The town is populated by a large selection of music students, street musicians, symphonies, and local bands. I wish I took more videos, but alas, I am a pansy, so here we are.

Thursday, April 26, 2012

Freiburg, day 2a

Saturday was a full day of experiencing Freiburg in its many forms. The day began with a walk around town followed by a small hike up to an overlook, continued with some window-shopping, and finished up with a night on the town.

First, the walk:
The apartment that I called home for the weekend was located in the heart of the "inner-city" of Freiburg, which is less of what Americans would consider an 'inner-city' area and more like the historical district. The streets are cobblestone, the cars are few, and the buildings are lovely. Only the unremitting drizzle and the chill in the air made it a less-than-perfect stroll.

Wednesday, April 25, 2012


My arrival in Germany last weekend marked my entry into the sixth country whose language I didn't understand. At this point, however, I feel like I am so over the I-can't-understand-you thing. 
Well, not entirely: I still feel like some sort of "typical American" for arriving in a foreign country without learning the language, but at the same time, I'm no longer overly freaked out by my lack of knowledge.
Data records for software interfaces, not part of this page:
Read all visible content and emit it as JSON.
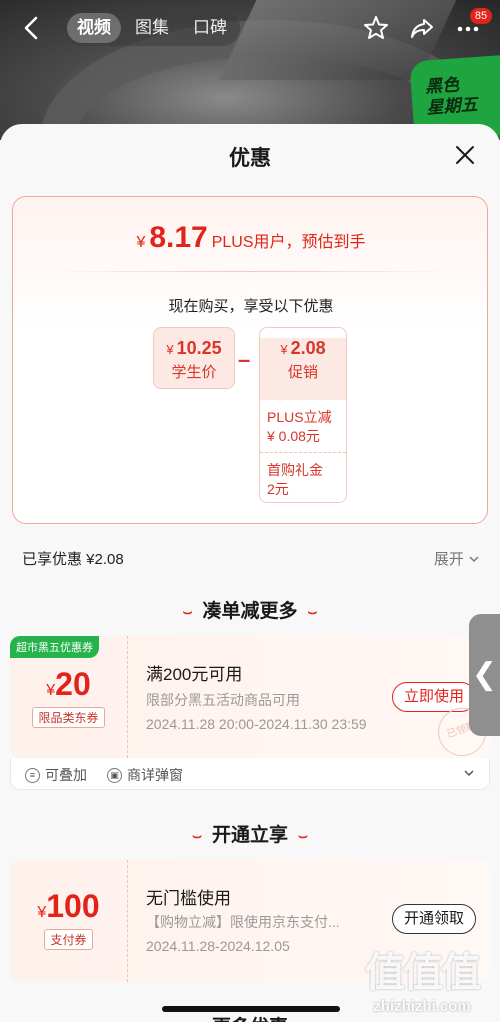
{
  "nav": {
    "tabs": [
      "视频",
      "图集",
      "口碑"
    ],
    "active_tab": "视频",
    "cart_count": "85",
    "promo_badge_line1": "黑色",
    "promo_badge_line2": "星期五"
  },
  "sheet": {
    "title": "优惠",
    "final_price_currency": "¥",
    "final_price": "8.17",
    "final_desc": "PLUS用户，预估到手",
    "subtitle": "现在购买，享受以下优惠",
    "base_price_currency": "¥",
    "base_price": "10.25",
    "base_label": "学生价",
    "minus": "–",
    "promo_currency": "¥",
    "promo_amount": "2.08",
    "promo_label": "促销",
    "promo_items": [
      "PLUS立减\n¥ 0.08元",
      "首购礼金\n2元"
    ],
    "enjoyed": "已享优惠 ¥2.08",
    "expand": "展开"
  },
  "section1": {
    "title": "凑单减更多",
    "coupon": {
      "corner": "超市黑五优惠券",
      "currency": "¥",
      "amount": "20",
      "type": "限品类东券",
      "title": "满200元可用",
      "desc": "限部分黑五活动商品可用",
      "date": "2024.11.28 20:00-2024.11.30 23:59",
      "button": "立即使用",
      "stamp": "已领取"
    },
    "footer_stackable": "可叠加",
    "footer_detail": "商详弹窗"
  },
  "section2": {
    "title": "开通立享",
    "coupon": {
      "currency": "¥",
      "amount": "100",
      "type": "支付券",
      "title": "无门槛使用",
      "desc": "【购物立减】限使用京东支付...",
      "date": "2024.11.28-2024.12.05",
      "button": "开通领取"
    }
  },
  "section3": {
    "title": "更多优惠"
  },
  "watermark": {
    "logo": "值值值",
    "url": "zhizhizhi.com"
  },
  "colors": {
    "accent": "#e2231a",
    "green": "#27b34b"
  }
}
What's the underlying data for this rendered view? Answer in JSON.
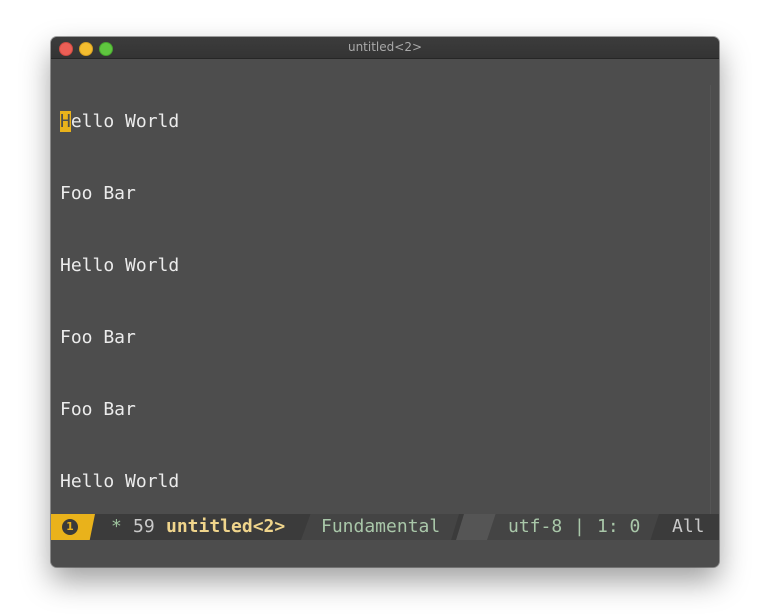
{
  "window": {
    "title": "untitled<2>"
  },
  "buffer": {
    "cursor_char": "H",
    "first_line_rest": "ello World",
    "lines": [
      "Foo Bar",
      "Hello World",
      "Foo Bar",
      "Foo Bar",
      "Hello World"
    ]
  },
  "modeline": {
    "window_number": "1",
    "modified": "*",
    "size": "59",
    "buffer_name": "untitled<2>",
    "major_mode": "Fundamental",
    "encoding": "utf-8",
    "separator": "|",
    "position": "1: 0",
    "scroll": "All"
  },
  "colors": {
    "background": "#4d4d4d",
    "accent": "#e9b21b",
    "text": "#ececec",
    "mode_green": "#a9c7a9"
  },
  "icons": {
    "close": "close-button-icon",
    "minimize": "minimize-button-icon",
    "maximize": "maximize-button-icon"
  }
}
Three things made Germany especially different from Spain and Italy:
     a) I could in no way, shape, or form follow along in people's conversations like I can at least pretend to do with the Romantic languages.
     b) I had less of an ability to pick English out of a crowd like I can in Italy and could in Madrid. I guess that's due to English being a Germanic language, but yikes, does that mean English sounds to Italians like German did to me?
     c) Everyone I came in contact with spoke English, and many of them spoke it very well. (Maybe that's why I had such a good time…)

Annnnnnnnyway, language barrier or not, to Germany I went.